Records for this exercise ->
··········
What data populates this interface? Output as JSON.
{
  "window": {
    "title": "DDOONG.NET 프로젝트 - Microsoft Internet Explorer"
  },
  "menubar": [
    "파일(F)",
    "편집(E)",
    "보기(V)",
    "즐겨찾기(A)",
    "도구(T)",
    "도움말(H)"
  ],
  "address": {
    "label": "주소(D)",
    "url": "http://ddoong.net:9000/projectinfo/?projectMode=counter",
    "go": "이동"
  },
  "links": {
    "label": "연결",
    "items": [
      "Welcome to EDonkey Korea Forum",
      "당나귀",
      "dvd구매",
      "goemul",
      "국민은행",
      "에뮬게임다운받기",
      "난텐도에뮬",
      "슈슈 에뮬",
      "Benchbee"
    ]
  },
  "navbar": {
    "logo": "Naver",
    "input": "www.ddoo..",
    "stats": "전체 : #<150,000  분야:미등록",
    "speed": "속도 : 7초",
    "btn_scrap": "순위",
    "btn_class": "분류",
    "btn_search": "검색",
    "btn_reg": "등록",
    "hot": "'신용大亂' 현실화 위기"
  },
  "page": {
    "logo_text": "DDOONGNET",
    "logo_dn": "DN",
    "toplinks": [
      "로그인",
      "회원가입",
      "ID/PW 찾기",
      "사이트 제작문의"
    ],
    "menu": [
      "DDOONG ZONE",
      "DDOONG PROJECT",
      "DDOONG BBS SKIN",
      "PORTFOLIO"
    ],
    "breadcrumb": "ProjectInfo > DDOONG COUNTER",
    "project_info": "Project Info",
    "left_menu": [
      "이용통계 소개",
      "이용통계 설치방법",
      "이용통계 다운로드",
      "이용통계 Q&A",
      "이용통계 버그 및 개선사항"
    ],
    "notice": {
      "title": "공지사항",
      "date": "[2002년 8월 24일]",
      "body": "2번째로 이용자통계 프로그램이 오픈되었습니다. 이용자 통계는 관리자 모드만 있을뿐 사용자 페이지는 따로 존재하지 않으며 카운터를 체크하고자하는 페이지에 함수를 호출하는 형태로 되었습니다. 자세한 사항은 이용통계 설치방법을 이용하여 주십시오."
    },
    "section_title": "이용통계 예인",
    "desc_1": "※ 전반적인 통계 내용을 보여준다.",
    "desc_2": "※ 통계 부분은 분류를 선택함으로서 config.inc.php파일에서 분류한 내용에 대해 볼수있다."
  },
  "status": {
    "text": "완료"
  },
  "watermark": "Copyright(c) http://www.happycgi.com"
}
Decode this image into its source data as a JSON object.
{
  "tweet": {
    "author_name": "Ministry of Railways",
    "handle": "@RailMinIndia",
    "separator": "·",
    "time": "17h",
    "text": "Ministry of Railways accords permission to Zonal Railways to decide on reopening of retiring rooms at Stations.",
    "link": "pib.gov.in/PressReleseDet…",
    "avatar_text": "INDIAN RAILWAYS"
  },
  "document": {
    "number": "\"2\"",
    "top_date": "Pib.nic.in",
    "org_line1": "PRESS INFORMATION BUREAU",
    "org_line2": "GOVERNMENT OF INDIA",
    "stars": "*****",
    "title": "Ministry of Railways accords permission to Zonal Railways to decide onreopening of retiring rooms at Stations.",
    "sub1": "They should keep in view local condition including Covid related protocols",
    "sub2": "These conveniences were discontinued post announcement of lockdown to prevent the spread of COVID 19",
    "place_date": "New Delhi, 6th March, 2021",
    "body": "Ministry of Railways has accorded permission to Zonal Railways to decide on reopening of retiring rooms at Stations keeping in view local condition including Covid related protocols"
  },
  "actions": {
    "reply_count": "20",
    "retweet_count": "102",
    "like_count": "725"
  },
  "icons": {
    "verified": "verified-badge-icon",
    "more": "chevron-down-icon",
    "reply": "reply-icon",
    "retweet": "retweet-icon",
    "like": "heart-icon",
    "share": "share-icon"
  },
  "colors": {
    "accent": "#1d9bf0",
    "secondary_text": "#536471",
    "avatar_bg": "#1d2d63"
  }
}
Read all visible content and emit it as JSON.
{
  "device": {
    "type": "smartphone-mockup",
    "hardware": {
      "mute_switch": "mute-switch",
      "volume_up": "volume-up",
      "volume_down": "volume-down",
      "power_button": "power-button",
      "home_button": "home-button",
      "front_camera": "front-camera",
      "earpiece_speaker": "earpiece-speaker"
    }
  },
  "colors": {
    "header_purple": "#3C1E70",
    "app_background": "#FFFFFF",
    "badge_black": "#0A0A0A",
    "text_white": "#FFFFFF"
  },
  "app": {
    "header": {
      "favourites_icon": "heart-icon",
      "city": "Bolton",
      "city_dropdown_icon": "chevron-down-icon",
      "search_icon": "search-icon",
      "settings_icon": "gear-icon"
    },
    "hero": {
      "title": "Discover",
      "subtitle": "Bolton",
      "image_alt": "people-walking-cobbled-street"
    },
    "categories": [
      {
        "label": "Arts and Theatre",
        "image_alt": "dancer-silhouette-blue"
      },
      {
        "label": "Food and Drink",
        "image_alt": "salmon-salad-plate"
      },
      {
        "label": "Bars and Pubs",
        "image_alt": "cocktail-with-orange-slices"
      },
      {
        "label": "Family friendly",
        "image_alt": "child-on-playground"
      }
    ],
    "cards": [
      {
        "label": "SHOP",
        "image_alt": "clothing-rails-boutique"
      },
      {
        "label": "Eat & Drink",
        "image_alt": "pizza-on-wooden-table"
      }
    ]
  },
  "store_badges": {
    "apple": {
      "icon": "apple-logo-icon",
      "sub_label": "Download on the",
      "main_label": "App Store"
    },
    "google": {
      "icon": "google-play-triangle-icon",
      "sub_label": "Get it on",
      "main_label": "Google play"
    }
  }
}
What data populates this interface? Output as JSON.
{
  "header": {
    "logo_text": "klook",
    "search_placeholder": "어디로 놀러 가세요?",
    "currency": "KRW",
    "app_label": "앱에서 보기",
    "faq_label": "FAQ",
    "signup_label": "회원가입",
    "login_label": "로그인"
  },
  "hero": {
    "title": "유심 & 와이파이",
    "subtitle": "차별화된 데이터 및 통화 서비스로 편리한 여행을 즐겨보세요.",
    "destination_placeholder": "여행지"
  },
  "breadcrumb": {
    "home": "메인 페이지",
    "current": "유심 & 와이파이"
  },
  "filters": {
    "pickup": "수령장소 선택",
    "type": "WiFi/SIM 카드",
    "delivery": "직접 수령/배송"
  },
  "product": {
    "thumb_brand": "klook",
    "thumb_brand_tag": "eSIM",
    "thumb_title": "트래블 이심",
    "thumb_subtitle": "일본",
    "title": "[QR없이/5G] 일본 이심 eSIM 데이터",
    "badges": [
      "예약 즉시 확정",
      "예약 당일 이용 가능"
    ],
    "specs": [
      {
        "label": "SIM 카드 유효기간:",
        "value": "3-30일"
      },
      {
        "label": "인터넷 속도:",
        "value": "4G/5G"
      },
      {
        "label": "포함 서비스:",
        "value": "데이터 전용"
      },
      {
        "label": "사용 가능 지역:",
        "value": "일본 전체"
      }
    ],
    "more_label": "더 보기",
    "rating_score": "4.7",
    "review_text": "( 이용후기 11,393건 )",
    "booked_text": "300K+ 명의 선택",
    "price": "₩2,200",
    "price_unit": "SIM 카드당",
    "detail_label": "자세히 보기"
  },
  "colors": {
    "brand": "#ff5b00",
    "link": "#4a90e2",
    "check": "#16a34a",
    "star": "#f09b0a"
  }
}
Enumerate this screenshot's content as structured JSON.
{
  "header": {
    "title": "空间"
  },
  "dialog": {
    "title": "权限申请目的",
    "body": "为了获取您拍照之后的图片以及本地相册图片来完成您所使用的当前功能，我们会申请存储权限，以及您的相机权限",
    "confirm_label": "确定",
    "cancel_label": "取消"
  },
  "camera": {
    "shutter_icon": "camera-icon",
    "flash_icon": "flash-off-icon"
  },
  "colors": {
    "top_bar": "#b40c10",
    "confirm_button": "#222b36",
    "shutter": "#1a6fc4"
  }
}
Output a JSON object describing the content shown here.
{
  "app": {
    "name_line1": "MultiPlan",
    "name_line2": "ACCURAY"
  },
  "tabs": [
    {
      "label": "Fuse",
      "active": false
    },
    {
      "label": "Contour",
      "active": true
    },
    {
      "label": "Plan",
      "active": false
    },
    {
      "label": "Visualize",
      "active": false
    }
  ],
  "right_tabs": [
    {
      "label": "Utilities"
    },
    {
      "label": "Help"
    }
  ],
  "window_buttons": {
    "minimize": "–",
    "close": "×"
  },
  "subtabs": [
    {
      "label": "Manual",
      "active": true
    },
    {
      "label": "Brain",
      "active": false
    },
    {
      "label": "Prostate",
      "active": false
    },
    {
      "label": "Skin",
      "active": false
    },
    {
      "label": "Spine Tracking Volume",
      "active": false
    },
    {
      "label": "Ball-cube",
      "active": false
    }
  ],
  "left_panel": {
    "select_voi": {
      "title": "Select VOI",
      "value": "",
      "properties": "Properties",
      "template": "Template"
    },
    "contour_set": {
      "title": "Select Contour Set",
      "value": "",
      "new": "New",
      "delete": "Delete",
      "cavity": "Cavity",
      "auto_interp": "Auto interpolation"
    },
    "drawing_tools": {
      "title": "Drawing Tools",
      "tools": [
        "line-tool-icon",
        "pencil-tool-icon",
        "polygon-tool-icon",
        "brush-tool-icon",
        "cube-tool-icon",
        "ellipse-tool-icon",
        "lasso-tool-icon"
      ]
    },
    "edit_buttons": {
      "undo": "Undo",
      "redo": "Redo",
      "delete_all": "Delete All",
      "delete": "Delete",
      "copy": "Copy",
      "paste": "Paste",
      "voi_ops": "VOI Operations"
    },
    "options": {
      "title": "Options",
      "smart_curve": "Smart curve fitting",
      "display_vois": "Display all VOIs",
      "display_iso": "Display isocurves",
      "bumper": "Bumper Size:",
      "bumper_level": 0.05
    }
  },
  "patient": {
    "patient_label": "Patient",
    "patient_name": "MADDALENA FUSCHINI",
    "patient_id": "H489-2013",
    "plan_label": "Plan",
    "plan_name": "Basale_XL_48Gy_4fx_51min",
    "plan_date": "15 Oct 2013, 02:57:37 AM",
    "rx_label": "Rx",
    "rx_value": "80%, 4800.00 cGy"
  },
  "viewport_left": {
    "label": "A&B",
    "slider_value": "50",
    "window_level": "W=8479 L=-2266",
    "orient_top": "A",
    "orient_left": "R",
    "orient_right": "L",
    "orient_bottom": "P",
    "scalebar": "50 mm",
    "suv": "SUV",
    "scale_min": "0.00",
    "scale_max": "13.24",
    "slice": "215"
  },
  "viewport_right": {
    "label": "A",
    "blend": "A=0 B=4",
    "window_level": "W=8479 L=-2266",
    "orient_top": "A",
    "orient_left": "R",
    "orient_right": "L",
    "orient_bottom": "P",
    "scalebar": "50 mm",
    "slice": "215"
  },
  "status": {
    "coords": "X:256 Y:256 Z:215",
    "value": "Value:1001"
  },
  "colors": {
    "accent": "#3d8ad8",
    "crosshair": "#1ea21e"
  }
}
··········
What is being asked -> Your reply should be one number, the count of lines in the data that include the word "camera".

Task response -> 3